## DATASET RECORDS

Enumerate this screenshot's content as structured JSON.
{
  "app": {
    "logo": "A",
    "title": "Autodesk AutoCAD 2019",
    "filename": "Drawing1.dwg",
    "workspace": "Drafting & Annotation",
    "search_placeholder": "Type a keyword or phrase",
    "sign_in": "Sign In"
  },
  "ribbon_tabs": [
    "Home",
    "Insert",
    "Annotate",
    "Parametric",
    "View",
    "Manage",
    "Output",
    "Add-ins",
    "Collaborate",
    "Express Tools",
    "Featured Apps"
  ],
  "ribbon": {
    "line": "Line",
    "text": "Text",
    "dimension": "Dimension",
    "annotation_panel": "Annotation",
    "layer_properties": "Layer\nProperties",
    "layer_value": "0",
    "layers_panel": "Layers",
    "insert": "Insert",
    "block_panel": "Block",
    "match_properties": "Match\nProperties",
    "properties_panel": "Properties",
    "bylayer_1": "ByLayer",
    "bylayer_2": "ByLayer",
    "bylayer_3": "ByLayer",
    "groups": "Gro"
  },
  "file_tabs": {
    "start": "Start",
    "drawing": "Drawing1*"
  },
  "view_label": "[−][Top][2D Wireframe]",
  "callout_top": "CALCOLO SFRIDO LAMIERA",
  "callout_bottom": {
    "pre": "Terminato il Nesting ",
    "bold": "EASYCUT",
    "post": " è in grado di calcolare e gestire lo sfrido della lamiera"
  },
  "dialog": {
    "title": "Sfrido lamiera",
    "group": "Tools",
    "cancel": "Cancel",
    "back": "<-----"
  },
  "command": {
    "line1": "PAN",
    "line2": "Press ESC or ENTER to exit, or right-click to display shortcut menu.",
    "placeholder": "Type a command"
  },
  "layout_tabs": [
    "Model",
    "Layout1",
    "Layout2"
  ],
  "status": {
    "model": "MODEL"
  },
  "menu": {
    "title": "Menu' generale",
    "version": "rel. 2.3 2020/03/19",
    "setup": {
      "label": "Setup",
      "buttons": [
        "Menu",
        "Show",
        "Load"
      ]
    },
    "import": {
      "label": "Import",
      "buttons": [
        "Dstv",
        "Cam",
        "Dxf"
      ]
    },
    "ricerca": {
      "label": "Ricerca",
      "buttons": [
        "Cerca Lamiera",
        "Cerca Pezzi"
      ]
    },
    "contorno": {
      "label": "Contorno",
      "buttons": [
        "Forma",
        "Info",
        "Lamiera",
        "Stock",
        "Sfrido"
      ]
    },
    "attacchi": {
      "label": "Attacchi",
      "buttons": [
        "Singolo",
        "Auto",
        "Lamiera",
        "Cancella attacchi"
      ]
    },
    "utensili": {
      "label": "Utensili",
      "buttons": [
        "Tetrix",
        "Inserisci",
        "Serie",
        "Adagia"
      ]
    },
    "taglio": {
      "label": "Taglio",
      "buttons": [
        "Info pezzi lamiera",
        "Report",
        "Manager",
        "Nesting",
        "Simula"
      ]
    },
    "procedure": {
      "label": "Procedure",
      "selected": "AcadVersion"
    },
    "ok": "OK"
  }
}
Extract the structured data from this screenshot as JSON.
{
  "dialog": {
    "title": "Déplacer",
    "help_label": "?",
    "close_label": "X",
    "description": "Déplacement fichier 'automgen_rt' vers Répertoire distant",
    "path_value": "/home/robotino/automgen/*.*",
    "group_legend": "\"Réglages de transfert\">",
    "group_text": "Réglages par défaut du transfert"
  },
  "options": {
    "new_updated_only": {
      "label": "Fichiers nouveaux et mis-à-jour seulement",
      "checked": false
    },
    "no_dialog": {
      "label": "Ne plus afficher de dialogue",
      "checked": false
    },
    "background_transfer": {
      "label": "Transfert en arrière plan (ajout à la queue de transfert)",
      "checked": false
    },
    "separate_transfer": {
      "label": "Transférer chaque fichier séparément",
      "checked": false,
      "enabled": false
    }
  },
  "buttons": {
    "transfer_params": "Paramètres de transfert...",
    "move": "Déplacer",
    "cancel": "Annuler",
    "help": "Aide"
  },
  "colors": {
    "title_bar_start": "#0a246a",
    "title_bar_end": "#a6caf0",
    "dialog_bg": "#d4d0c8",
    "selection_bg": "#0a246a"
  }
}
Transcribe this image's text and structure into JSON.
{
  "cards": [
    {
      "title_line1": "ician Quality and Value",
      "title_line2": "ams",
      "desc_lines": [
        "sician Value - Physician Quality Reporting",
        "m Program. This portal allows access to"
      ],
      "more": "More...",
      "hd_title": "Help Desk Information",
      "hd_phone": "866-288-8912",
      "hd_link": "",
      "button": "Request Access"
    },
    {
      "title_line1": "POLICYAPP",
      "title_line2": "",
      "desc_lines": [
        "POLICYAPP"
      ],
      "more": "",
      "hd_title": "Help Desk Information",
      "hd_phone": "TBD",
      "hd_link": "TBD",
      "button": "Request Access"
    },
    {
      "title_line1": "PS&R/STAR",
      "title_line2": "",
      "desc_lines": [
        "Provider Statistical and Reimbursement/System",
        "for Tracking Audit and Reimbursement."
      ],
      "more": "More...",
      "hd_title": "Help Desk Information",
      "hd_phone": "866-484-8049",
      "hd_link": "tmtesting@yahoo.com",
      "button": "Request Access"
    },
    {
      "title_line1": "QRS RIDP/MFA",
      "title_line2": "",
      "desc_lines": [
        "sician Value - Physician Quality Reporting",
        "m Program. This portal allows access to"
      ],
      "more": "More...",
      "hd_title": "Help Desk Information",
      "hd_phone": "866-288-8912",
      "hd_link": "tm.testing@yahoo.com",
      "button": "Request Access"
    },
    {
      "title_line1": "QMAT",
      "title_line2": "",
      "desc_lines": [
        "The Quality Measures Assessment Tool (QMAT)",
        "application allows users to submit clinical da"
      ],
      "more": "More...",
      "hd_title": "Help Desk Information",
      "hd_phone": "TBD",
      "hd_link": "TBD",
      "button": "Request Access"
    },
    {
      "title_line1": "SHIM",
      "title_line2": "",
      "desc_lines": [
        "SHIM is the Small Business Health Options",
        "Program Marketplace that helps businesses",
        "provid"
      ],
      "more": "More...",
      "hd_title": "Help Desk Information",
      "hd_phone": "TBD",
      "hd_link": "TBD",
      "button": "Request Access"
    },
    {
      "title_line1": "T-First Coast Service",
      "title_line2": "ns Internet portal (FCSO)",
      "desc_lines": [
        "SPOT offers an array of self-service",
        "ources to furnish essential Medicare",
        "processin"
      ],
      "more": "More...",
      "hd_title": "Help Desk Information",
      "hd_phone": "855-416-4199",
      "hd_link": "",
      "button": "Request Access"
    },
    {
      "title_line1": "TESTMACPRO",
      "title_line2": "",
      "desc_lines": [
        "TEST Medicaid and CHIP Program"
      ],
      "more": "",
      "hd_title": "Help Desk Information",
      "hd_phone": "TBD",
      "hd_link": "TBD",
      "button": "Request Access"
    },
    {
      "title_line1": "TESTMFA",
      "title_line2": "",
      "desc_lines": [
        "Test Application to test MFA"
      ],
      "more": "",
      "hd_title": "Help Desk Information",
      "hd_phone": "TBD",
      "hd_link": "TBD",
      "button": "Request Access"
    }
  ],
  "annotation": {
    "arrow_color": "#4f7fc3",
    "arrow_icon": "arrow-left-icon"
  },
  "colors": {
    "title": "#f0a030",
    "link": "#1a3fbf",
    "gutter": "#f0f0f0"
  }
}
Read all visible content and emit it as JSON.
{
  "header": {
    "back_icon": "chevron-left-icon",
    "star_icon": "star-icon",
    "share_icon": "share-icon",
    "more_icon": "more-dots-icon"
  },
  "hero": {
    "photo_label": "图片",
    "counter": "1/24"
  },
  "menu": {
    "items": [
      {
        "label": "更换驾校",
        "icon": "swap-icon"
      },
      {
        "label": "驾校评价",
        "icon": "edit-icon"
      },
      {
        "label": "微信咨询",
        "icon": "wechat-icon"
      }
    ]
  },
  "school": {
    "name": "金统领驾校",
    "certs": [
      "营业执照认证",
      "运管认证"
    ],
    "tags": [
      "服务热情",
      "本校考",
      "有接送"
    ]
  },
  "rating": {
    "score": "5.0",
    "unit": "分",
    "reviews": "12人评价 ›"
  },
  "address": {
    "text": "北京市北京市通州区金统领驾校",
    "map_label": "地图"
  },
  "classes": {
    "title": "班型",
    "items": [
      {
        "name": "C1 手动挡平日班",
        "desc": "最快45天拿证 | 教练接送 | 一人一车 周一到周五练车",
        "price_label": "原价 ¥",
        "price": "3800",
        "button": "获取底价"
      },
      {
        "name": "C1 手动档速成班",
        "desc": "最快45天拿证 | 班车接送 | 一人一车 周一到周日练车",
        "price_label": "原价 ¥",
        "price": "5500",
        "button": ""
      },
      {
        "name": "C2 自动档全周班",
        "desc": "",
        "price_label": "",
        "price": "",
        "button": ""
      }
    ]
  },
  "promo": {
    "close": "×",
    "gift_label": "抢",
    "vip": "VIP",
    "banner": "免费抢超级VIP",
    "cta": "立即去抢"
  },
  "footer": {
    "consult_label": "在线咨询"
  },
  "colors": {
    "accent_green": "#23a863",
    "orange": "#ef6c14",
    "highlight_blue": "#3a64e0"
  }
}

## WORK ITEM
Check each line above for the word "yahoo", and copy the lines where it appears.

## ANSWER TO THIS PROBLEM
      "hd_link": "tmtesting@yahoo.com",
      "hd_link": "tm.testing@yahoo.com",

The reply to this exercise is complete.